Assignment » Below is a block of records. Copy every line in it that contains the word "JSON".

··· Material provided ···

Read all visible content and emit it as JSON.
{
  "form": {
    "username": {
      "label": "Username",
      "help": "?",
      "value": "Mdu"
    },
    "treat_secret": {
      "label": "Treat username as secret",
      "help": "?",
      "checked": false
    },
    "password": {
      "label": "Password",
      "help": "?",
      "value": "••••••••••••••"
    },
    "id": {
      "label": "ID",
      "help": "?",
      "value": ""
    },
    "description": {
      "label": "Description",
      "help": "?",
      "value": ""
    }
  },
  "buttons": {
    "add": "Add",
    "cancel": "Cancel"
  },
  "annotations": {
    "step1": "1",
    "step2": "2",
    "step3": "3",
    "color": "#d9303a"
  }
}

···
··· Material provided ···

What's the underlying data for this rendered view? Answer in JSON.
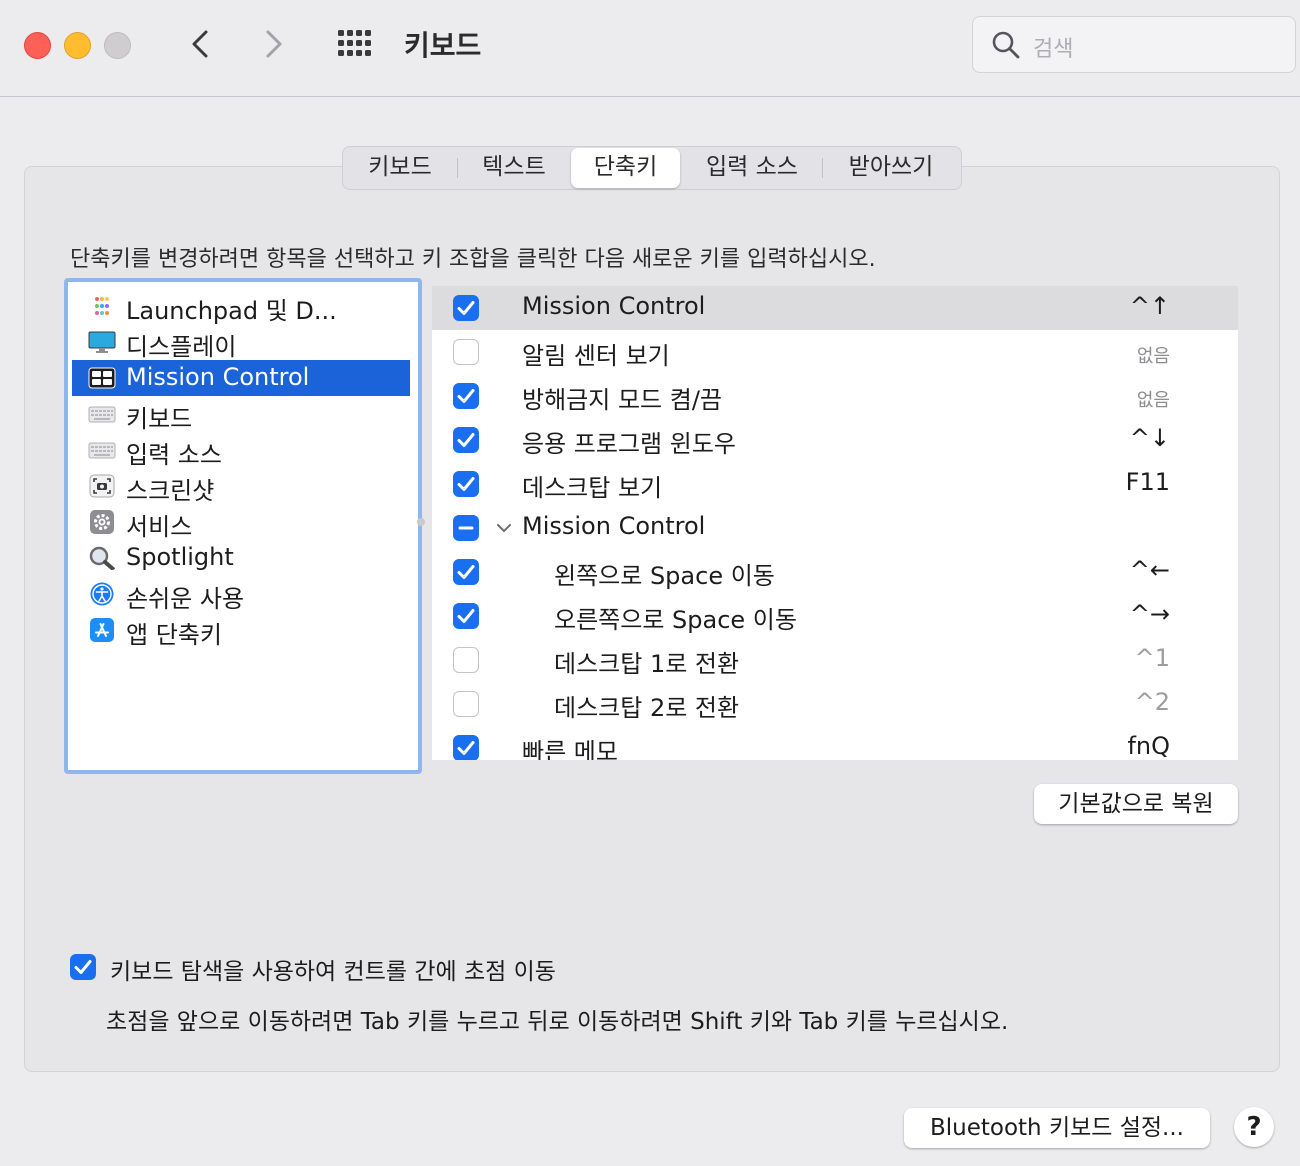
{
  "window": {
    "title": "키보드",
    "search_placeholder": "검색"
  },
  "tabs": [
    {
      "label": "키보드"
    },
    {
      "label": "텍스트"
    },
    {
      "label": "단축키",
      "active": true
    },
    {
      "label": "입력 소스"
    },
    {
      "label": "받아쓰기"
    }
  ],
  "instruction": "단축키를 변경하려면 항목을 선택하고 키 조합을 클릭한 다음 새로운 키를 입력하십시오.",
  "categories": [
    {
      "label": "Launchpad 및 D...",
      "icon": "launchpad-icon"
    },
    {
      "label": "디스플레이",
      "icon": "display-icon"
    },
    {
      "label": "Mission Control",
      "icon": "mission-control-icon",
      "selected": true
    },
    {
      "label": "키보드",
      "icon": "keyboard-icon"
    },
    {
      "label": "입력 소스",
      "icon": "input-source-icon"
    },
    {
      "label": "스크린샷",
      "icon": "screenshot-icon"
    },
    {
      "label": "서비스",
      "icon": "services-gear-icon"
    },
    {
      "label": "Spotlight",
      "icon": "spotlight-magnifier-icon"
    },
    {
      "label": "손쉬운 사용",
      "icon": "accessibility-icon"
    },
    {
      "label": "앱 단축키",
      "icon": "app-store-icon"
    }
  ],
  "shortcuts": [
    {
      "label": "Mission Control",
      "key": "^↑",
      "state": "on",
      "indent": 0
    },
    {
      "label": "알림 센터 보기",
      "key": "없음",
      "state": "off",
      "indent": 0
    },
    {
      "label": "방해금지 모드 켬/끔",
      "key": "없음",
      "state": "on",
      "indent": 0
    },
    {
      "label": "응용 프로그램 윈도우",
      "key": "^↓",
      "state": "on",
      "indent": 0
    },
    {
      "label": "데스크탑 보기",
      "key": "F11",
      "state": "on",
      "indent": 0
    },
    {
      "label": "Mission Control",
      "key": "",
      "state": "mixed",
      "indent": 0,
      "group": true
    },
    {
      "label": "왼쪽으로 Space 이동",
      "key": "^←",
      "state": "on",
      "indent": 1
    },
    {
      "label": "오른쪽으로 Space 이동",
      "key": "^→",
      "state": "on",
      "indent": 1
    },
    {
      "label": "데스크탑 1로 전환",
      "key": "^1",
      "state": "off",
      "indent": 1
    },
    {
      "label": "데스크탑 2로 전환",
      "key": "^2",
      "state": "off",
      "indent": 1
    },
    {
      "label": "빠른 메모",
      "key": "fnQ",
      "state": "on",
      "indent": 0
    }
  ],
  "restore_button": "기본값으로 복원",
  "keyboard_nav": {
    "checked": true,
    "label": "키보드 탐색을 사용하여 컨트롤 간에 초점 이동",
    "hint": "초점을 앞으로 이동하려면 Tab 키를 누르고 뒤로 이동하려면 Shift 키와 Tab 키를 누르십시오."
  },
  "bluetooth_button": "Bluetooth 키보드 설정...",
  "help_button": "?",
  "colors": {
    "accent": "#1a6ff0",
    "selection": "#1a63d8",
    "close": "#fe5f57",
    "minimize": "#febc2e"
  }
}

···
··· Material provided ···

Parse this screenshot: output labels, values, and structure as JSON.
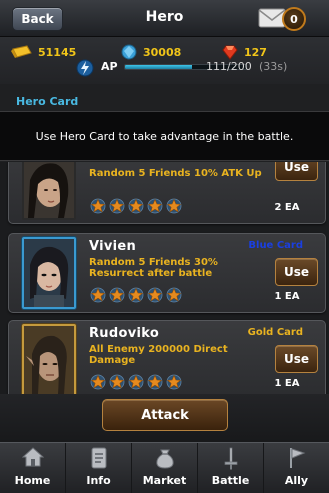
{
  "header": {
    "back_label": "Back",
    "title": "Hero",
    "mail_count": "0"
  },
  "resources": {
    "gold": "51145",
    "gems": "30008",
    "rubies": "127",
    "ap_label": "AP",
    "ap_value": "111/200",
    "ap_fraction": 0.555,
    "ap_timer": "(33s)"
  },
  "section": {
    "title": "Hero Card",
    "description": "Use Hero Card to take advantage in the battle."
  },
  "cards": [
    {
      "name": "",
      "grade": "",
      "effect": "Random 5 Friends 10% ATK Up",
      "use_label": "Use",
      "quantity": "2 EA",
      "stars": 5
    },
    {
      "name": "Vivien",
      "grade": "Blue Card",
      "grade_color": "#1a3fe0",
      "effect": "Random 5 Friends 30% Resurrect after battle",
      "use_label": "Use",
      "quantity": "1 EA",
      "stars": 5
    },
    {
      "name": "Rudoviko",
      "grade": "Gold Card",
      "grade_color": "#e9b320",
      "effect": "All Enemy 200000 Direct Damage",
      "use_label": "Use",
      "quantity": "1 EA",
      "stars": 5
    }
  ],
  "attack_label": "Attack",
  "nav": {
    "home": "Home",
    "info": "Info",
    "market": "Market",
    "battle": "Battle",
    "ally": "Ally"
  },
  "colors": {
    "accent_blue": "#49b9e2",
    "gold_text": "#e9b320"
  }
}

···

Response »
Read all visible content and emit it as JSON.
What's the underlying data for this rendered view? Answer in JSON.
Parse this screenshot: output labels, values, and structure as JSON.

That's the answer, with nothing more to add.